Played 4 Ryobi Cup games for South Australia during October and collected 6 wickets. Has had a few injury worries across the past couple of seasons
32 – Tasmania – Right-hand Batsman – Right-arm Fast-Medium
Currently only playing the occasional Shield game for Tasmania, Maher would provide a rotation option, and back-up, for the other fast men int he squad.
18 – Victoria – Right-hand Batsman – Right-arm Orthodox
Batsman in the current Australian Under-19 squad, has scored 249 runs at an average of 31.12 in 8 Under-19 ODI matches.
19 – South Australia – Right-hand Batsman – Right-arm Medium
Bowler in the current Australian Under-19 squad, has 19 wickets at 19.63 in 12 Under-19 ODI matches.
International replacement options
23 – Leicestershire – Right-hand Batsman – Right-arm Leg-break
An international replacement option once Quinton de Kock becomes unavailable. Useful all-rounder that finished 4th in the runs tally during the Yorkshire Bank 40, averaging 52.54 at a strike-rate of 113.77. Opens the batting for Leicestershire in the Friends Life T20, also used an option with the ball – occasionally the new ball.
24 – Middlesex – Right-hand Batsman – Right-arm Leg-break
Another batting option, hasn’t played T20 since 2011, but is in form and Australian-born. Had a great first-class county season for Middlesex during the Aussie winter, and scored back-to-back hundreds for the “English Performance Program” side, against second XIs from Queensland and WA, a couple of weeks ago.
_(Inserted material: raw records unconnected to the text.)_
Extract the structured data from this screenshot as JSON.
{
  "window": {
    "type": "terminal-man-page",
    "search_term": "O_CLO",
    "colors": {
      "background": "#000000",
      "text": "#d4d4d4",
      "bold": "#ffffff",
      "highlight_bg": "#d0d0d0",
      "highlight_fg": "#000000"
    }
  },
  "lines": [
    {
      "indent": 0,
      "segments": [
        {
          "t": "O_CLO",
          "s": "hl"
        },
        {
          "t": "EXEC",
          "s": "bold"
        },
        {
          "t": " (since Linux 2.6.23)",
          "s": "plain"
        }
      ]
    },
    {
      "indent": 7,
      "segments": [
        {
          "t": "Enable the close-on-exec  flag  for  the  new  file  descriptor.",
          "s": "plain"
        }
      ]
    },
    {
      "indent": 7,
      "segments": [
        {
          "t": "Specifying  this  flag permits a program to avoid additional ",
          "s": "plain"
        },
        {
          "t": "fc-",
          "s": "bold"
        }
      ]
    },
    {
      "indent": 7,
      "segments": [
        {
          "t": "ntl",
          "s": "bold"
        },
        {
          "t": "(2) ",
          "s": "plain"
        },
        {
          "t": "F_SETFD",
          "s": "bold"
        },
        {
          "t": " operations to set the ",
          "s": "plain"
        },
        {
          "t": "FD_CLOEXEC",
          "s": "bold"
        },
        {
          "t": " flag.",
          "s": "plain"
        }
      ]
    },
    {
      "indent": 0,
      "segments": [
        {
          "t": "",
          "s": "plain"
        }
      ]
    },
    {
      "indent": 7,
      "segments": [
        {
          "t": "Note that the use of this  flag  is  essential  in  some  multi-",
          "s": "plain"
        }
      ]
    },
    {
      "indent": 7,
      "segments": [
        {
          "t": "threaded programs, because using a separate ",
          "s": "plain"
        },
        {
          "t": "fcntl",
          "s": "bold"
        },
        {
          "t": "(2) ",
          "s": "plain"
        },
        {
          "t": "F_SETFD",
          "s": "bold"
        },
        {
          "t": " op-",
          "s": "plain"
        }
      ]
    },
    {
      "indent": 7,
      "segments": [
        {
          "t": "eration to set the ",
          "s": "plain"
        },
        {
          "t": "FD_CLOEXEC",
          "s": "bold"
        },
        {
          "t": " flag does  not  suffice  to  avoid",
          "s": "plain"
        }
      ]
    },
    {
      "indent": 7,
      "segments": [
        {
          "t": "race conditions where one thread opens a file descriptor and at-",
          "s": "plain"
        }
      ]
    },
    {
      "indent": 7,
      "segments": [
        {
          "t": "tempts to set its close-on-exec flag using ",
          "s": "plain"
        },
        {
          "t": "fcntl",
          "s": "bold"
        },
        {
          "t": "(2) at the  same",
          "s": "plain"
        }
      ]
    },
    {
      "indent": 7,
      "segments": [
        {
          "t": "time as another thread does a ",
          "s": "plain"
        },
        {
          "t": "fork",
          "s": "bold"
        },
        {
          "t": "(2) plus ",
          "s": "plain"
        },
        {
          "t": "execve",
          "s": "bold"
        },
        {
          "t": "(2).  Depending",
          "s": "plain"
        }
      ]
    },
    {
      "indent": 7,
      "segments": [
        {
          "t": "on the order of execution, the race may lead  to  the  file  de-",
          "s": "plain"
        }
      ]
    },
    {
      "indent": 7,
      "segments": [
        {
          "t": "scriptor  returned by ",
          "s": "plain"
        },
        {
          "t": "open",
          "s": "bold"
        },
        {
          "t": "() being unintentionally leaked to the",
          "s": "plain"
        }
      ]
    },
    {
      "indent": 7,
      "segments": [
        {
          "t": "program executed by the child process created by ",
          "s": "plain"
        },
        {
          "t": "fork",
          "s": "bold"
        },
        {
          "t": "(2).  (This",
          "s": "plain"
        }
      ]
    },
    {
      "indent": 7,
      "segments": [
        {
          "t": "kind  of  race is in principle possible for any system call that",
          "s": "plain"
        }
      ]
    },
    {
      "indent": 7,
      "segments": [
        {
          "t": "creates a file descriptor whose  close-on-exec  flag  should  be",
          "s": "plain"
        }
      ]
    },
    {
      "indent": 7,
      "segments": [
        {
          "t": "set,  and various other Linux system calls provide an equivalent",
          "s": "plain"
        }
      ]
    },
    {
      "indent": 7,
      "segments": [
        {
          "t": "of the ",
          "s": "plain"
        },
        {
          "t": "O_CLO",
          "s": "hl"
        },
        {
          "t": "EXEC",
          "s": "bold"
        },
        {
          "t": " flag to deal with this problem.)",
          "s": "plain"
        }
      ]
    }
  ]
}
The team needs a coach, right? I think if it was at all possible I’d try and lure ex-Aussie quick, double-centurion, and current Yorkshire coach Jason Gillespie back to Australia for a couple of months during summer.
Is there enough talent around for more teams in the BBL? Maybe, but it definitely seems like a stretch at the moment. It would require the existing teams being ‘weakened’ for it to be possible, and I don’t think that’s good for anyone. The Big Bash League is off to a flying start in its third year, as great as it would be to see teams in places like Newcastle, Geelong, Canberra or the Gold Coast, I don’t think we’re ready for that. Yet.